» Dataset excerpts:
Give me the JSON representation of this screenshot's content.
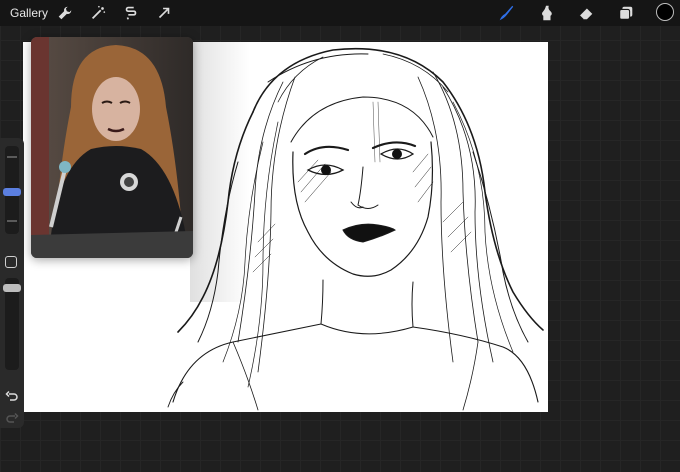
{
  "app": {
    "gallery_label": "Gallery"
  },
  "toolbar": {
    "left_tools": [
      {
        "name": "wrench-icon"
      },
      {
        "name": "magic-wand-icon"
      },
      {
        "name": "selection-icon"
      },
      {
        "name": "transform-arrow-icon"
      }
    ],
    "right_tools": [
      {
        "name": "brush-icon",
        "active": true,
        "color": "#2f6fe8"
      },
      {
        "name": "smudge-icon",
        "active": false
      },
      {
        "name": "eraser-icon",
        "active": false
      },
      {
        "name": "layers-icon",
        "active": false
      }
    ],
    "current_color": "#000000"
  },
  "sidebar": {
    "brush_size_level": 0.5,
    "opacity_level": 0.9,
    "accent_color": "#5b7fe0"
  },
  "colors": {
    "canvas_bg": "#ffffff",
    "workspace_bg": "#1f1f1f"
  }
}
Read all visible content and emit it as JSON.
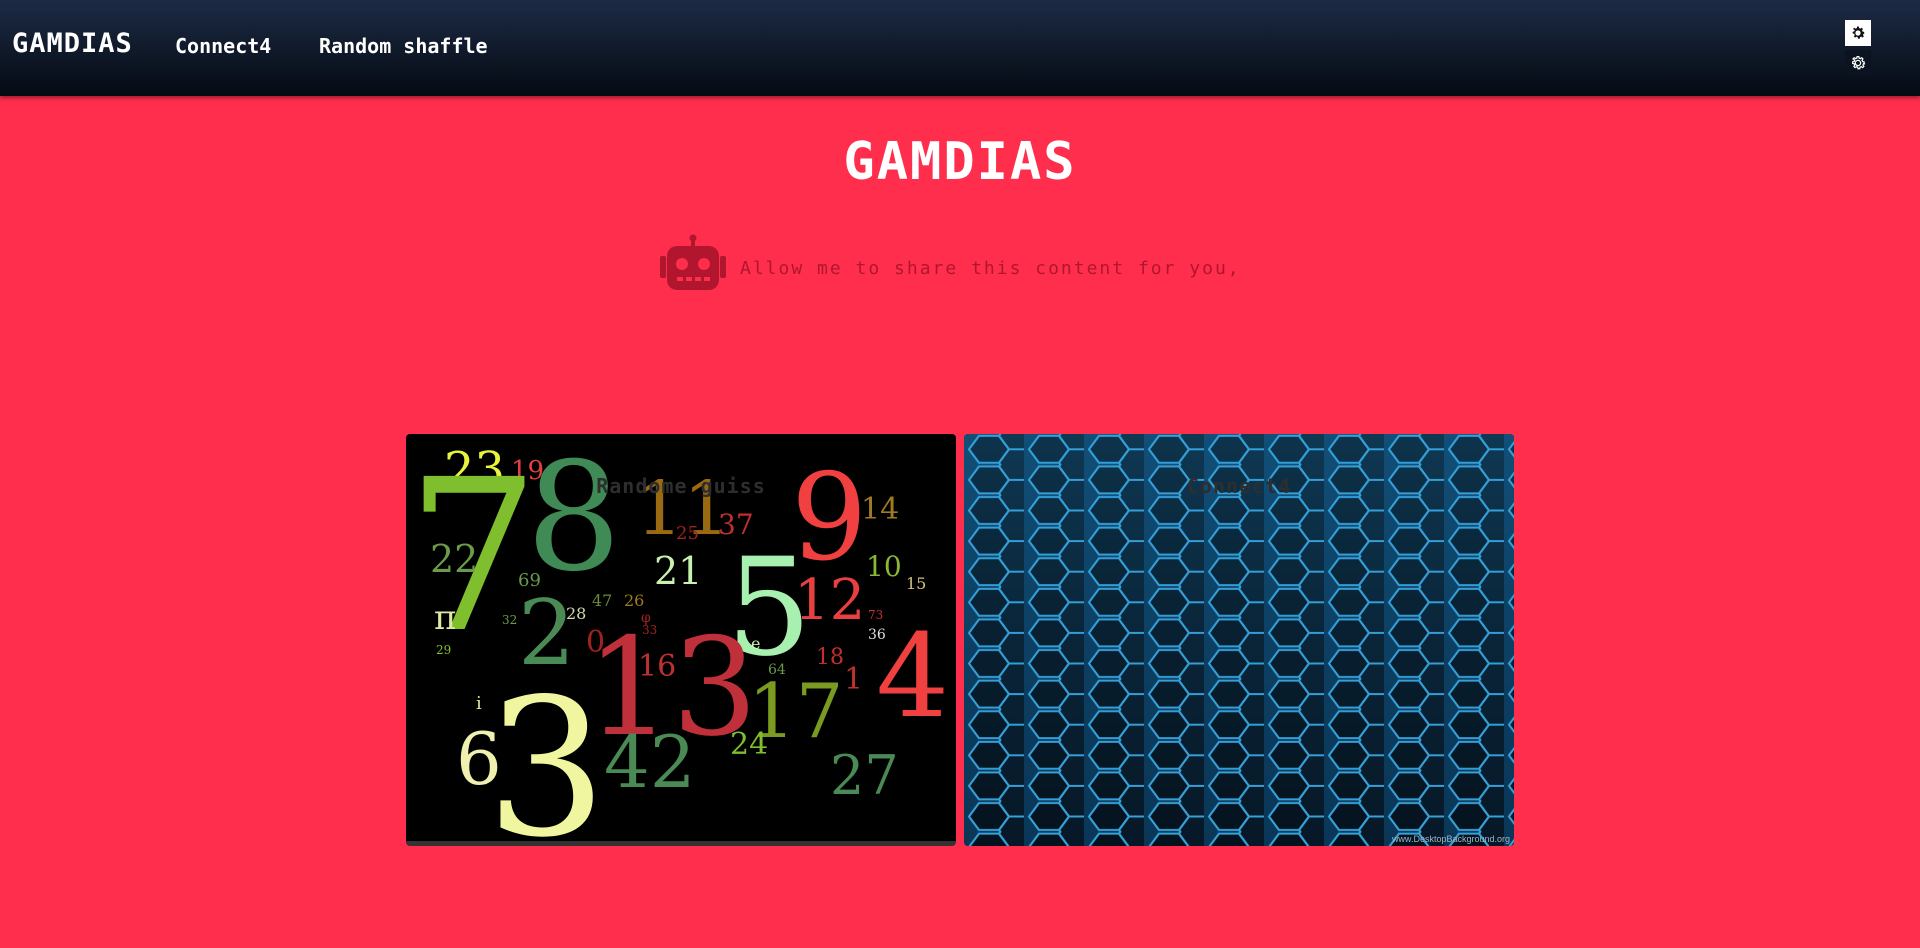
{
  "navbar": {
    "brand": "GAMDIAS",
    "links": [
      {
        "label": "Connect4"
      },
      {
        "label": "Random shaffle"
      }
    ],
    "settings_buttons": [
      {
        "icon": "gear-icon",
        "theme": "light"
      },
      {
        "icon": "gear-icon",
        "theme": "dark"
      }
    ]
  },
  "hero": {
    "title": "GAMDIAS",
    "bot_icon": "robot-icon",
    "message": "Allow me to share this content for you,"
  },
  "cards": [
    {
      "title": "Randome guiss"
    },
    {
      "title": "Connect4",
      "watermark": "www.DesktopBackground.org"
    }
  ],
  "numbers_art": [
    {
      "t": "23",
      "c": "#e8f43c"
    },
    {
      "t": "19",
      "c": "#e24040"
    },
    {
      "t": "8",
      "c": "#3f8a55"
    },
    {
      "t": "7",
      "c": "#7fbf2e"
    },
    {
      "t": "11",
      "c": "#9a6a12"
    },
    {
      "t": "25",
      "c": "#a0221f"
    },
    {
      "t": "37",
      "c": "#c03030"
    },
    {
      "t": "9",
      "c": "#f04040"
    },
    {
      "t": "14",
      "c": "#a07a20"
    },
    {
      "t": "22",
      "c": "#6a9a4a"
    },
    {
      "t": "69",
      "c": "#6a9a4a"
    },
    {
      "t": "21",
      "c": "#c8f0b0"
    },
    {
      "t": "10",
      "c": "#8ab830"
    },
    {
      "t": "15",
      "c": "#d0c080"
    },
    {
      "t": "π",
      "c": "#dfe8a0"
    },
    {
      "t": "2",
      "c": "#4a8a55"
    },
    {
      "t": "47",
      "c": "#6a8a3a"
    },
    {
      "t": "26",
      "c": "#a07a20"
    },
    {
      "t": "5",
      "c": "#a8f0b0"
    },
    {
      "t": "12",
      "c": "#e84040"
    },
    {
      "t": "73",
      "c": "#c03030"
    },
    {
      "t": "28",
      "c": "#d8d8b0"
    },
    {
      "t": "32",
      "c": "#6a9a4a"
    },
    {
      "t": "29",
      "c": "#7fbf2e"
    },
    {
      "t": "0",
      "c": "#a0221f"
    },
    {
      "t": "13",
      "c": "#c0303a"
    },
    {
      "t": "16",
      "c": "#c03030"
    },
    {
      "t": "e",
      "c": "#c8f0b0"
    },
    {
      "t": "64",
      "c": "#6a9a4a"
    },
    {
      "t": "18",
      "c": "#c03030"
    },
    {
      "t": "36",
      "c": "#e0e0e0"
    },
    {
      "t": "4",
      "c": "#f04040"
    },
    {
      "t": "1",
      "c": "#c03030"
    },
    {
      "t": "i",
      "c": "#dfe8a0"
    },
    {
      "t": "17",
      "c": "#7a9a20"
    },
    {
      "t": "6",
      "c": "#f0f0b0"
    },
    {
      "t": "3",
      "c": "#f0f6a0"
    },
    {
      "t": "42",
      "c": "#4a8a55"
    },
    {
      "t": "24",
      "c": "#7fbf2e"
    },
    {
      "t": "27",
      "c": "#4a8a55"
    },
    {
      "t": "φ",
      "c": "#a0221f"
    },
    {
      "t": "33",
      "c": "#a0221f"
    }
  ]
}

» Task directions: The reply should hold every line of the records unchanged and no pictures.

» Answer to this task:
Give me the JSON representation of this screenshot's content.
{
  "app": {
    "gallery_label": "Gallery"
  },
  "toolbar": {
    "left_tools": [
      {
        "name": "wrench-icon"
      },
      {
        "name": "magic-wand-icon"
      },
      {
        "name": "selection-icon"
      },
      {
        "name": "transform-arrow-icon"
      }
    ],
    "right_tools": [
      {
        "name": "brush-icon",
        "active": true,
        "color": "#2f6fe8"
      },
      {
        "name": "smudge-icon",
        "active": false
      },
      {
        "name": "eraser-icon",
        "active": false
      },
      {
        "name": "layers-icon",
        "active": false
      }
    ],
    "current_color": "#000000"
  },
  "sidebar": {
    "brush_size_level": 0.5,
    "opacity_level": 0.9,
    "accent_color": "#5b7fe0"
  },
  "colors": {
    "canvas_bg": "#ffffff",
    "workspace_bg": "#1f1f1f"
  }
}
Read all visible content and emit it as JSON.
{
  "navbar": {
    "brand": "GAMDIAS",
    "links": [
      {
        "label": "Connect4"
      },
      {
        "label": "Random shaffle"
      }
    ],
    "settings_buttons": [
      {
        "icon": "gear-icon",
        "theme": "light"
      },
      {
        "icon": "gear-icon",
        "theme": "dark"
      }
    ]
  },
  "hero": {
    "title": "GAMDIAS",
    "bot_icon": "robot-icon",
    "message": "Allow me to share this content for you,"
  },
  "cards": [
    {
      "title": "Randome guiss"
    },
    {
      "title": "Connect4",
      "watermark": "www.DesktopBackground.org"
    }
  ],
  "numbers_art": [
    {
      "t": "23",
      "c": "#e8f43c"
    },
    {
      "t": "19",
      "c": "#e24040"
    },
    {
      "t": "8",
      "c": "#3f8a55"
    },
    {
      "t": "7",
      "c": "#7fbf2e"
    },
    {
      "t": "11",
      "c": "#9a6a12"
    },
    {
      "t": "25",
      "c": "#a0221f"
    },
    {
      "t": "37",
      "c": "#c03030"
    },
    {
      "t": "9",
      "c": "#f04040"
    },
    {
      "t": "14",
      "c": "#a07a20"
    },
    {
      "t": "22",
      "c": "#6a9a4a"
    },
    {
      "t": "69",
      "c": "#6a9a4a"
    },
    {
      "t": "21",
      "c": "#c8f0b0"
    },
    {
      "t": "10",
      "c": "#8ab830"
    },
    {
      "t": "15",
      "c": "#d0c080"
    },
    {
      "t": "π",
      "c": "#dfe8a0"
    },
    {
      "t": "2",
      "c": "#4a8a55"
    },
    {
      "t": "47",
      "c": "#6a8a3a"
    },
    {
      "t": "26",
      "c": "#a07a20"
    },
    {
      "t": "5",
      "c": "#a8f0b0"
    },
    {
      "t": "12",
      "c": "#e84040"
    },
    {
      "t": "73",
      "c": "#c03030"
    },
    {
      "t": "28",
      "c": "#d8d8b0"
    },
    {
      "t": "32",
      "c": "#6a9a4a"
    },
    {
      "t": "29",
      "c": "#7fbf2e"
    },
    {
      "t": "0",
      "c": "#a0221f"
    },
    {
      "t": "13",
      "c": "#c0303a"
    },
    {
      "t": "16",
      "c": "#c03030"
    },
    {
      "t": "e",
      "c": "#c8f0b0"
    },
    {
      "t": "64",
      "c": "#6a9a4a"
    },
    {
      "t": "18",
      "c": "#c03030"
    },
    {
      "t": "36",
      "c": "#e0e0e0"
    },
    {
      "t": "4",
      "c": "#f04040"
    },
    {
      "t": "1",
      "c": "#c03030"
    },
    {
      "t": "i",
      "c": "#dfe8a0"
    },
    {
      "t": "17",
      "c": "#7a9a20"
    },
    {
      "t": "6",
      "c": "#f0f0b0"
    },
    {
      "t": "3",
      "c": "#f0f6a0"
    },
    {
      "t": "42",
      "c": "#4a8a55"
    },
    {
      "t": "24",
      "c": "#7fbf2e"
    },
    {
      "t": "27",
      "c": "#4a8a55"
    },
    {
      "t": "φ",
      "c": "#a0221f"
    },
    {
      "t": "33",
      "c": "#a0221f"
    }
  ]
}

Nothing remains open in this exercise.